     All of the daughters of Colonel Nicholas married and are reputed to have had descendents, but Mrs. George Nicholas (Ni3.4) believed that Margaretta¬ (Ni5-8) first married Col. Bartlett and second Gen. Fletcher and left no descendents. Senator Hawes (deceased) of West Virginia, descended from Hetty Morrison Nicholas (Ni5.13).
     There is a portrait of Margaretta Gabraith Nicholas (Ni5.8) listed in Jouett's collection as the “Portrait of Mrs. Fletcher owned by Colonel Charles Parsons Nicholas (Ni3-5-4), in the residence of his mother, Mrs. George Nicholas (Ni3-5) in 1948. 25 years later General Nicholas sent the author a picture of his wife and himself standing in front of this portrait.

    There is an engraving of Colonel George Nicholas, by St. Memin, at the Corcoran Art Gallery in Washington, D. C. and the Same engraving in color in the New York Public Library, in the MSS. room.

    The Filson Club of Louisville, Kentucky has a letter from Isaac Shelby, first Governor of Kentucky to Colonel George Nicholas, lent by Mrs. George Nicholas (Ni3-5).

    A silver watch, bought in London probably by Dr. George Nicholas (Ni8), grandfather of George Nicholas (Ni6), and a few other relics are owned by the family of Miss Charcilla Mason in Texas. Her family is descended from Maria Nicholas (Ni5-2)

    Charcilla Mason sent a small portion of a Marseilles bed spread, belonging to Colonel George Nicholas' wife, Mary Smith (Sm6) to Mrs. George Nicholas (Ni3.4). She also sent copies of the silhouettes of Robert Carter Nicholas (Ni7.1) father of Colonel George Nicholas (Ni6), and of the Colonel, to George Nicholas (Ni3-5). These were owned by Mrs. George Nicholas (3-5) in 1948.

    George Nicholas is shown on the payroll of the 2nd Va. Regiment as a major in April 1777 http://rhodesfamily.org/wm/j-q.htm.
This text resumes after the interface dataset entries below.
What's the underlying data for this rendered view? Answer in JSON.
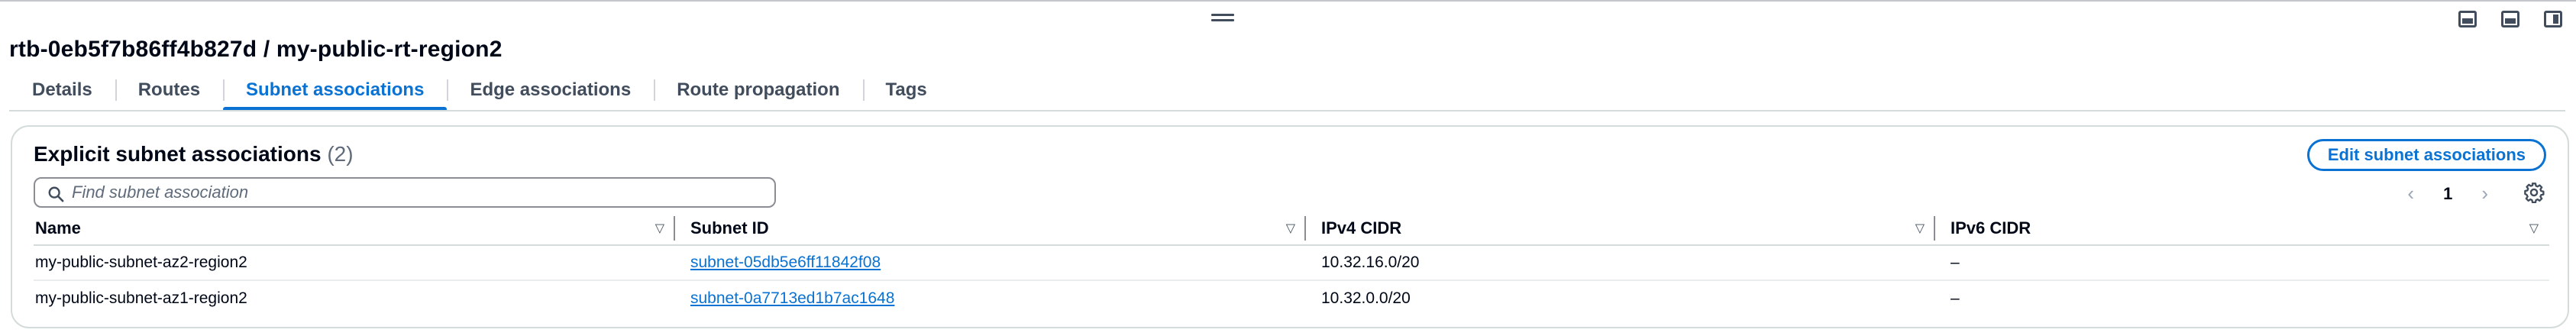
{
  "window": {
    "title": "rtb-0eb5f7b86ff4b827d / my-public-rt-region2",
    "layout_icons": [
      "panel-bottom-icon",
      "panel-split-icon",
      "panel-side-icon"
    ]
  },
  "tabs": [
    {
      "label": "Details",
      "active": false
    },
    {
      "label": "Routes",
      "active": false
    },
    {
      "label": "Subnet associations",
      "active": true
    },
    {
      "label": "Edge associations",
      "active": false
    },
    {
      "label": "Route propagation",
      "active": false
    },
    {
      "label": "Tags",
      "active": false
    }
  ],
  "panel": {
    "title": "Explicit subnet associations",
    "count": "(2)",
    "edit_button": "Edit subnet associations",
    "search_placeholder": "Find subnet association",
    "pagination": {
      "page": "1",
      "prev_icon": "chevron-left-icon",
      "next_icon": "chevron-right-icon"
    },
    "settings_icon": "gear-icon"
  },
  "table": {
    "columns": [
      "Name",
      "Subnet ID",
      "IPv4 CIDR",
      "IPv6 CIDR"
    ],
    "rows": [
      {
        "name": "my-public-subnet-az2-region2",
        "subnet_id": "subnet-05db5e6ff11842f08",
        "ipv4": "10.32.16.0/20",
        "ipv6": "–"
      },
      {
        "name": "my-public-subnet-az1-region2",
        "subnet_id": "subnet-0a7713ed1b7ac1648",
        "ipv4": "10.32.0.0/20",
        "ipv6": "–"
      }
    ]
  },
  "colors": {
    "accent": "#0972d3",
    "text": "#000716",
    "border": "#d5dbdb"
  }
}
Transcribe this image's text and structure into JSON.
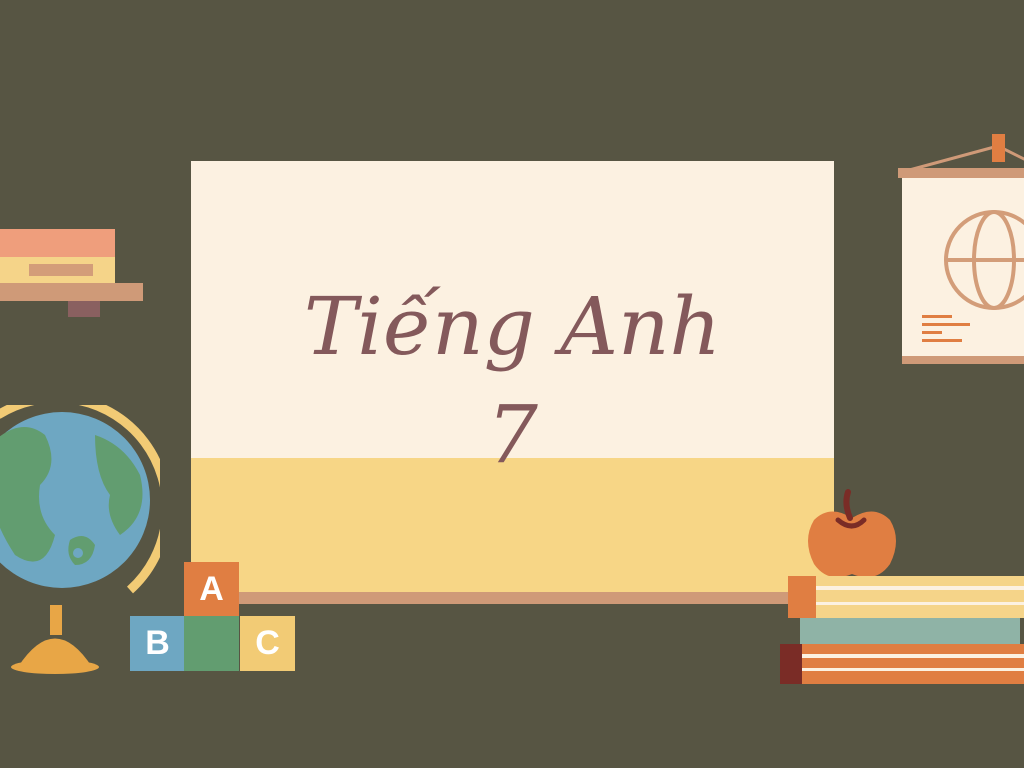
{
  "slide": {
    "title": "Tiếng Anh",
    "grade": "7"
  },
  "blocks": {
    "a": "A",
    "b": "B",
    "c": "C"
  },
  "colors": {
    "background": "#575543",
    "board": "#fcf1e1",
    "board_lower": "#f7d686",
    "title_text": "#84595b"
  },
  "decorations": [
    "shelf-with-books",
    "globe-icon",
    "abc-blocks",
    "wall-map-scroll",
    "apple-icon",
    "book-stack"
  ]
}
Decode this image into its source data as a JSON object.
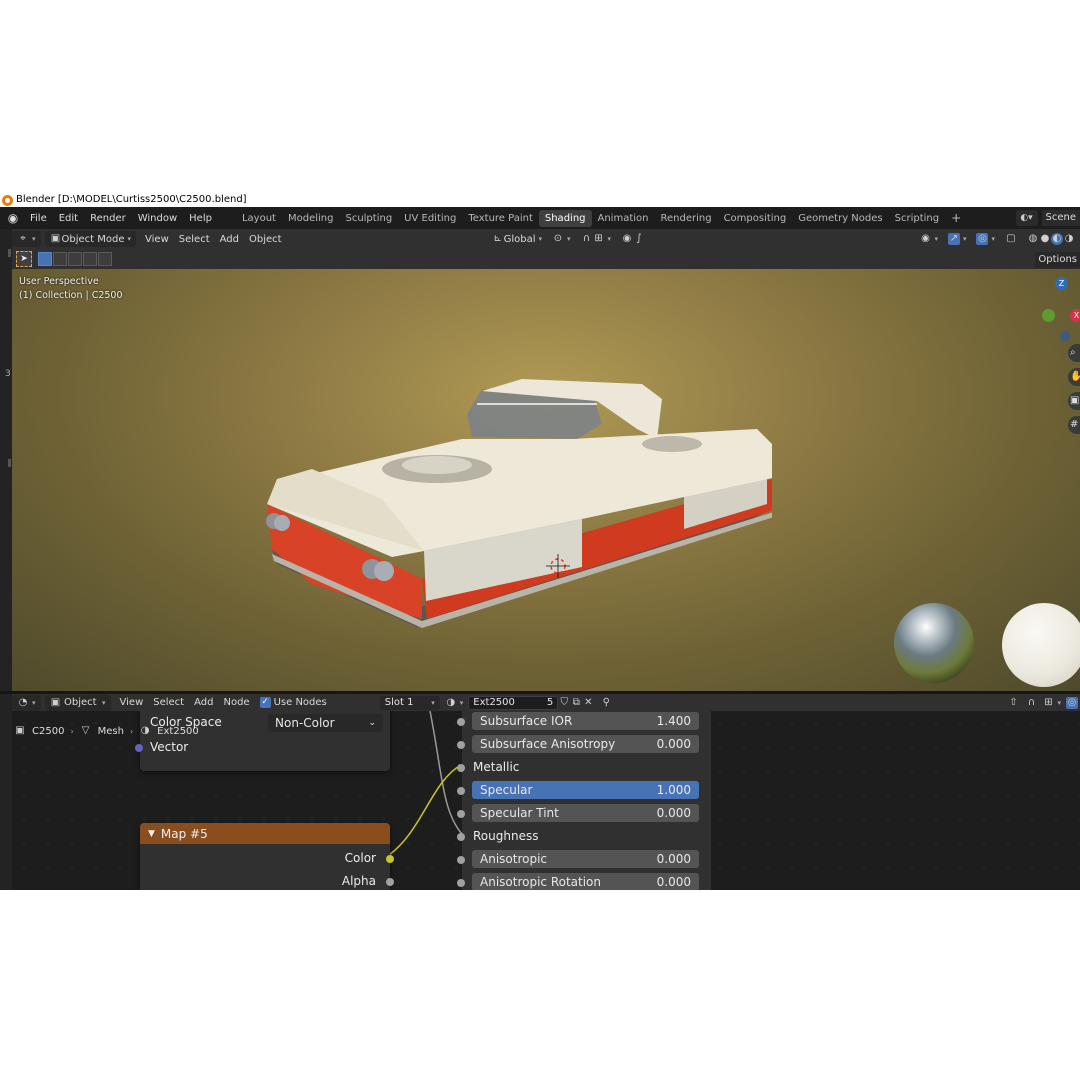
{
  "window": {
    "title": "Blender [D:\\MODEL\\Curtiss2500\\C2500.blend]"
  },
  "menu": {
    "items": [
      "File",
      "Edit",
      "Render",
      "Window",
      "Help"
    ],
    "workspaces": [
      "Layout",
      "Modeling",
      "Sculpting",
      "UV Editing",
      "Texture Paint",
      "Shading",
      "Animation",
      "Rendering",
      "Compositing",
      "Geometry Nodes",
      "Scripting"
    ],
    "active_workspace": "Shading",
    "add_workspace": "+",
    "scene_label": "Scene"
  },
  "viewport_header": {
    "mode": "Object Mode",
    "menus": [
      "View",
      "Select",
      "Add",
      "Object"
    ],
    "orientation": "Global"
  },
  "toolbar": {
    "options_label": "Options"
  },
  "viewport": {
    "perspective": "User Perspective",
    "collection": "(1) Collection | C2500",
    "side_number": "3",
    "gizmo": {
      "z": "Z",
      "x": "X"
    }
  },
  "node_header": {
    "editor_type": "Object",
    "menus": [
      "View",
      "Select",
      "Add",
      "Node"
    ],
    "use_nodes_label": "Use Nodes",
    "slot": "Slot 1",
    "material": "Ext2500",
    "users": "5"
  },
  "node_editor": {
    "breadcrumb": [
      "C2500",
      "Mesh",
      "Ext2500"
    ],
    "image_node": {
      "color_space_label": "Color Space",
      "color_space_value": "Non-Color",
      "vector_label": "Vector"
    },
    "map_node": {
      "title": "Map #5",
      "outputs": [
        "Color",
        "Alpha"
      ]
    },
    "bsdf_fields": [
      {
        "label": "Subsurface IOR",
        "value": "1.400",
        "highlight": false
      },
      {
        "label": "Subsurface Anisotropy",
        "value": "0.000",
        "highlight": false
      },
      {
        "label": "Metallic",
        "value": "",
        "highlight": false,
        "socket_only": true
      },
      {
        "label": "Specular",
        "value": "1.000",
        "highlight": true
      },
      {
        "label": "Specular Tint",
        "value": "0.000",
        "highlight": false
      },
      {
        "label": "Roughness",
        "value": "",
        "highlight": false,
        "socket_only": true
      },
      {
        "label": "Anisotropic",
        "value": "0.000",
        "highlight": false
      },
      {
        "label": "Anisotropic Rotation",
        "value": "0.000",
        "highlight": false
      }
    ]
  },
  "colors": {
    "accent_blue": "#4772b3",
    "map_header": "#8a4d1e",
    "socket_yellow": "#c7c729",
    "socket_purple": "#6363c7",
    "socket_grey": "#a1a1a1"
  }
}
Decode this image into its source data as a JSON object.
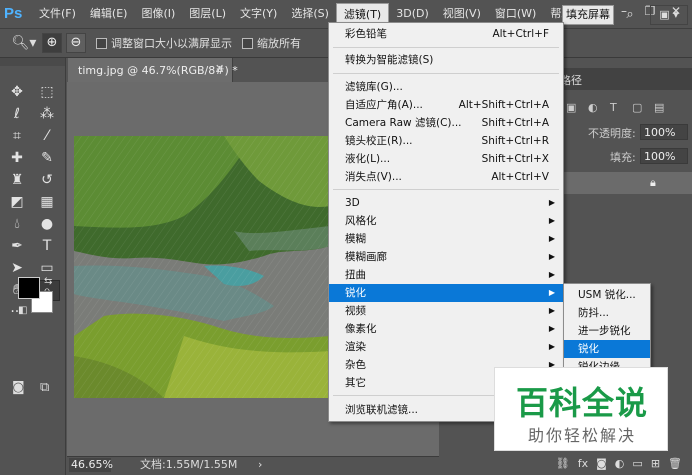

    http://www.usdoj.gov/usao/kyw/history/index.html
    In 1789 Kentucky was not a state, but was instead a frontier portion of Virginia. Nevertheless, Congress decided to place one of the original thirteen district courts here. Although far from the busy coastal colonies, the Kentucky wilderness was growing rapidly with a variety of hardy settlers and adventurers, ex-soldiers, and land speculators. On September 29, 1789, George Washington appointed Colonel George Nicholas to serve as the first United States Attorney in Kentucky. Born in Virginia, Nicholas had been a Captain in the Virginia line during the Revolution. Before settling in Kentucky, he had been an influential member of the Virginia convention called to ratify the federal Constitution. Nicholas, "the brightest luminary" of the Convention, has been called the "Father of the Kentucky Constitution." In 1799, Nicholas became the first Professor of Law at Transylvania College, the first college west of the Allegheny Mountains.